The last trade price of a stock at the end of yesterday's trading session. This value is updated just before the opening of today's trading session.Back to Top
The profitability of a company before taxes are paid. The pre-tax margin is calculated by dividing pre-tax earnings by revenues and then multiplying by 100. The result is expressed as a percentage.Back to Top
Latest closing share price divided by last reported book value per share, essentially a valuation measure that compares a company's share price with the value of its tangible assets. While most manufacturing companies trade according to their earnings potential rather than the value of their assets (making the PE and PEG ratios more relevant for valuing their shares), the price/book ratio is still widely used to asses banks and insurance companies.Back to Top
The ratio of a stock's latest closing price divided by cash flow per share for the past 12 months.Back to Top
Latest closing price divided by trailing 12-month sales per share.
Like the P/E, the P/S is a valuation ratio. While earnings are one of the primary drivers of share price performance, many investors consider sales to be a more reliable measure of income, since they're less subject than earnings to accounting subjectivity. (Sales appear at the top of companies' income statements, before adjustments for things like depreciation and amortization have been made.
Generally speaking, the lower a company's P/S ratio is, the cheaper its shares appear, although other factors, like low profitability or the recent divesting of a revenue-generating business unit, can make a company's trailing P/S ratio look unusually low. P/S comparisons should be made between companies in like industries. The P/S ratio is particularly useful for evaluating stocks that have no earnings.Back to Top
Describes financial statements that deviate from generally accepted accounting principles, or GAAP, in order to provide meaningful comparisons or projections.
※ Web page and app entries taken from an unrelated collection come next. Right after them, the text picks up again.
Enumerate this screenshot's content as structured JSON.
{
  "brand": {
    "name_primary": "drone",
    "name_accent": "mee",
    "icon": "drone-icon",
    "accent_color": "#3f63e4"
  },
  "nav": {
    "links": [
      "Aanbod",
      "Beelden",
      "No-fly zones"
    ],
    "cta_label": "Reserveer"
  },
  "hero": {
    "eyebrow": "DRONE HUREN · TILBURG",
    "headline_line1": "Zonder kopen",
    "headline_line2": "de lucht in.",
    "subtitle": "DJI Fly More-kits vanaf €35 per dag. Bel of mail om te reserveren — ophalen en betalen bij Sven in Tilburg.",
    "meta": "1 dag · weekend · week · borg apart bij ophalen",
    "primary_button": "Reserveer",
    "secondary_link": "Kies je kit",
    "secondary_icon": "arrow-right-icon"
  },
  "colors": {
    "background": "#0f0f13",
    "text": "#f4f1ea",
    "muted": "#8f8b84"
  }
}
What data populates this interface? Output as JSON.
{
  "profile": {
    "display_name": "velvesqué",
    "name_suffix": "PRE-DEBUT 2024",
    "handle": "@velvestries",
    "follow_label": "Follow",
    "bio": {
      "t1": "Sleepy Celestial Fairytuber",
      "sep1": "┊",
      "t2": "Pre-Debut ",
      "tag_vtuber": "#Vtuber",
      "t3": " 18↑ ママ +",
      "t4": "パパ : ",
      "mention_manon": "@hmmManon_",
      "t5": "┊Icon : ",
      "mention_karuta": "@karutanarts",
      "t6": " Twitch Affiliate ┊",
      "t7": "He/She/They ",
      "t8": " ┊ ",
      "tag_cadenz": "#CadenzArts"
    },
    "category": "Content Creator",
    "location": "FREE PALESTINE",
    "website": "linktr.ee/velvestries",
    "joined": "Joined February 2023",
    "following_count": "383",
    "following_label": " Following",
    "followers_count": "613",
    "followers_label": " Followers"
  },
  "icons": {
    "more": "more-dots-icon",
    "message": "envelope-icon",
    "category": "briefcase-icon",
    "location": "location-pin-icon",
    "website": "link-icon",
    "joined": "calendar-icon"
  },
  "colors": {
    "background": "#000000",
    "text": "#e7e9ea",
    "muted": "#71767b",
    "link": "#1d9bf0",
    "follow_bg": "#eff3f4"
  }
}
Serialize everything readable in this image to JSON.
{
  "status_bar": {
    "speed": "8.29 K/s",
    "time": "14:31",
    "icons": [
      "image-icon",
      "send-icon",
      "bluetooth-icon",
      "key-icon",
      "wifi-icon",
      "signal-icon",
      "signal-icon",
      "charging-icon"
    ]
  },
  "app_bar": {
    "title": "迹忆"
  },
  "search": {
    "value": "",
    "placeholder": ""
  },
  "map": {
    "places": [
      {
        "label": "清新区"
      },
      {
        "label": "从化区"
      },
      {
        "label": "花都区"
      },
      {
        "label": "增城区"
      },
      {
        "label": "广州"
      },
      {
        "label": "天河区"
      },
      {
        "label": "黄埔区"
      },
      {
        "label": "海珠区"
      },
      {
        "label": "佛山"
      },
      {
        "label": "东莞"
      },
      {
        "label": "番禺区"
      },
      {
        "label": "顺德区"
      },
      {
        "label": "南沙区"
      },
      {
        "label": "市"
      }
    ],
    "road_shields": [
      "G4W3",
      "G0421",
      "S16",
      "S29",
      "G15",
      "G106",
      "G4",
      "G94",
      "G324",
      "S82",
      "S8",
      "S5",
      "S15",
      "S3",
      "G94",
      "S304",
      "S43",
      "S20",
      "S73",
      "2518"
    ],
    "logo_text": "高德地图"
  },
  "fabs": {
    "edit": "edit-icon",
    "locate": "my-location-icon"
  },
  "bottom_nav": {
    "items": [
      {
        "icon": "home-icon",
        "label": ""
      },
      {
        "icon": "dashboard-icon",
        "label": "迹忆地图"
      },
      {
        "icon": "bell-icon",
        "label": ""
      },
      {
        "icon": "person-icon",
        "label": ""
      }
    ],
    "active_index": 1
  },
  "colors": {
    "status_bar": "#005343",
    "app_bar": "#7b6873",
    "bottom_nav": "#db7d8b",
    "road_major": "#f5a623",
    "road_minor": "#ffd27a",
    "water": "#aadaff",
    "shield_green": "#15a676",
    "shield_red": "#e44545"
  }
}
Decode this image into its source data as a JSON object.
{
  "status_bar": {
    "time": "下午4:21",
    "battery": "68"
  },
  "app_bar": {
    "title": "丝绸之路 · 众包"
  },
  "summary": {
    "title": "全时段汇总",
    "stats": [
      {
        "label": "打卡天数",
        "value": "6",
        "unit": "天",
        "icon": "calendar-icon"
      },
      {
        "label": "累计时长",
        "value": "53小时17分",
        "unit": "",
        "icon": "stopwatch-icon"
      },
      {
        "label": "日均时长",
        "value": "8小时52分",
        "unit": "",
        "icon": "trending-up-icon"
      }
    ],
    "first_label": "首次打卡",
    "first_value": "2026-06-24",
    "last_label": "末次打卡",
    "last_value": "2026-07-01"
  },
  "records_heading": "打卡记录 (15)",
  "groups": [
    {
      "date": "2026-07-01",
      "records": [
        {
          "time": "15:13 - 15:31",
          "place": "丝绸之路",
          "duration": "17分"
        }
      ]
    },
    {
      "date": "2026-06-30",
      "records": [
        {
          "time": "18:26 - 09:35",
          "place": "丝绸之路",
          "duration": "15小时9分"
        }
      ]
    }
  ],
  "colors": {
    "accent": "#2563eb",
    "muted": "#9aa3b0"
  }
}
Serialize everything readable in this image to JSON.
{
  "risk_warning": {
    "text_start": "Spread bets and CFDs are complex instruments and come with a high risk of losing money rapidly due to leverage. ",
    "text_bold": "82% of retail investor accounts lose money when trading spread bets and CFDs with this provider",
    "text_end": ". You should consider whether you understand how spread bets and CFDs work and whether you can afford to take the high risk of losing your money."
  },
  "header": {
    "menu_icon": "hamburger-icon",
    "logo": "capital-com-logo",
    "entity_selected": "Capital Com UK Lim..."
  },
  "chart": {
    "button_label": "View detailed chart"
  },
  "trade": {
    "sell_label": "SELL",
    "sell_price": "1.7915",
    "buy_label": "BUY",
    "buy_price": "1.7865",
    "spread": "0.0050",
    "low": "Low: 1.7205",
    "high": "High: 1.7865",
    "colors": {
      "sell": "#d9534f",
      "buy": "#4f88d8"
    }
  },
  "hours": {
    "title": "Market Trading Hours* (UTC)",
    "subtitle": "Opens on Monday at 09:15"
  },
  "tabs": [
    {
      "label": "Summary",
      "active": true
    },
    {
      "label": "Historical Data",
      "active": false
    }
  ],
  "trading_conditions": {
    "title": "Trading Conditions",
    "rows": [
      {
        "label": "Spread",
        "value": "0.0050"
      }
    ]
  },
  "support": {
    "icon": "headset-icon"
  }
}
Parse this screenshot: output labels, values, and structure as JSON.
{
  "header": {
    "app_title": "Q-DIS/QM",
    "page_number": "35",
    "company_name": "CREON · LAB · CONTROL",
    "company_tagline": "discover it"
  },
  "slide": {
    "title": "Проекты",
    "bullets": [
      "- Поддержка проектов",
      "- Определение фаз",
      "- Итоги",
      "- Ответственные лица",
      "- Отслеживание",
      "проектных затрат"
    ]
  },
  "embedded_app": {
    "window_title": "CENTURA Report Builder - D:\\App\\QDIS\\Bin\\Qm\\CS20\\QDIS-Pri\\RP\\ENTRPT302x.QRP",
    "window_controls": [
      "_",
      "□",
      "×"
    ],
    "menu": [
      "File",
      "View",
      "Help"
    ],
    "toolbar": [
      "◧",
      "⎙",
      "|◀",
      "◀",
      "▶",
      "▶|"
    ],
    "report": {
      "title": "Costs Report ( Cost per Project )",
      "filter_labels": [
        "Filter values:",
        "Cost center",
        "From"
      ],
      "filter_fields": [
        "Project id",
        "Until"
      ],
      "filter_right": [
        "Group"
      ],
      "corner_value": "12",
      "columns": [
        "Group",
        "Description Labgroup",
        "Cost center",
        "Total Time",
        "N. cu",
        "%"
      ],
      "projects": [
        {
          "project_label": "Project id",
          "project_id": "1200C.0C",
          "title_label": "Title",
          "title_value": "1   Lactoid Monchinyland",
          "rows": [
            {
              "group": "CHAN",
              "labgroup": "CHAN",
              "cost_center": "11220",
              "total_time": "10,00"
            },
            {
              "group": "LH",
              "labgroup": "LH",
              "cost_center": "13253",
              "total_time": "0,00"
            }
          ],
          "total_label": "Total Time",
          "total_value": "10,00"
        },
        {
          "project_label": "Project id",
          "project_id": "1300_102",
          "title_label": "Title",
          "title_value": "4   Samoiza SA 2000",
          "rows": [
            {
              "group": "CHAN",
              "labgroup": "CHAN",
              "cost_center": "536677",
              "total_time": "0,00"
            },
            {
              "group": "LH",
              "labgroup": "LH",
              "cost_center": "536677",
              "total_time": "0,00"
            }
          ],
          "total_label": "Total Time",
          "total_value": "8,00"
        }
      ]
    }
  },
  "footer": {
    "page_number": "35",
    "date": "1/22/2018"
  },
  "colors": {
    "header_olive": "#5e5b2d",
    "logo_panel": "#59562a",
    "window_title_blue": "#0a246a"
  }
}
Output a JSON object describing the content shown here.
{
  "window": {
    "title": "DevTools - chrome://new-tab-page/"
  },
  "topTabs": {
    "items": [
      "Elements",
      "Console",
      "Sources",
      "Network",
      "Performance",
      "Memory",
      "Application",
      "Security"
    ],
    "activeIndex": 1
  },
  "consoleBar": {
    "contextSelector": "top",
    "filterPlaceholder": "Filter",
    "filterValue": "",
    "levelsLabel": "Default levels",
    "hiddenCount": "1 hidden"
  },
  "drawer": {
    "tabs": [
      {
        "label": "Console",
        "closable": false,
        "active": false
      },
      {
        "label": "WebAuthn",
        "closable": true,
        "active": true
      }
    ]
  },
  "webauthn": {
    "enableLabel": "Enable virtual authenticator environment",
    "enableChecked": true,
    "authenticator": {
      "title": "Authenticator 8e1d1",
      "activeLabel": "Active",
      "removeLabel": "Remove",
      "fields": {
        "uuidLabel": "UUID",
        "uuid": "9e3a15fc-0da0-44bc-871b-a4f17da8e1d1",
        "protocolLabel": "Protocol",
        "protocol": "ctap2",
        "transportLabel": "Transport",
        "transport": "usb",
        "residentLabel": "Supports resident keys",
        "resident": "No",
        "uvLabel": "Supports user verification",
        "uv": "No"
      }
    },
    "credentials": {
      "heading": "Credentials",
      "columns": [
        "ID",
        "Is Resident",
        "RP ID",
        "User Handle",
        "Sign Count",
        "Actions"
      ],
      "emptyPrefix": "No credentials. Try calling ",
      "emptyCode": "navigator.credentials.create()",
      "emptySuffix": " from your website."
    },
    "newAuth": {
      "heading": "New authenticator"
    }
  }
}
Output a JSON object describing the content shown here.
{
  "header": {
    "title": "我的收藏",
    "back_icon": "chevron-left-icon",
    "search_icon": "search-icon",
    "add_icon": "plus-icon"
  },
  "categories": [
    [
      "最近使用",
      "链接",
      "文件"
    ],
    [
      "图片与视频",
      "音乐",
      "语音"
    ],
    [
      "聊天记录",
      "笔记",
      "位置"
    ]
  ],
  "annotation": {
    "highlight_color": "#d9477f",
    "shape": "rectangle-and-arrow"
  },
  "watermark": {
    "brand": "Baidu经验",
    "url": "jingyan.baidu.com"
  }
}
Pro Forma earnings, for example, often exclude non-recurring charges such as goodwill amortization, and may include hypothetical assumptions, such as the closing of a proposed merger.
While pro-forma earnings are useful for determining whether a company has exceeded or missed analysts' estimates, they should be used with caution by investors. Companies that continuously show large discrepancies between their GAAP and pro forma earnings demonstrate that their "non-recurring" charges recur all too often.Back to Top
Pro forma earnings for the indicated period, divided by the weighted average number of common shares outstanding. See Pro Forma.Back to Top
See Price/sales ratio.Back to Top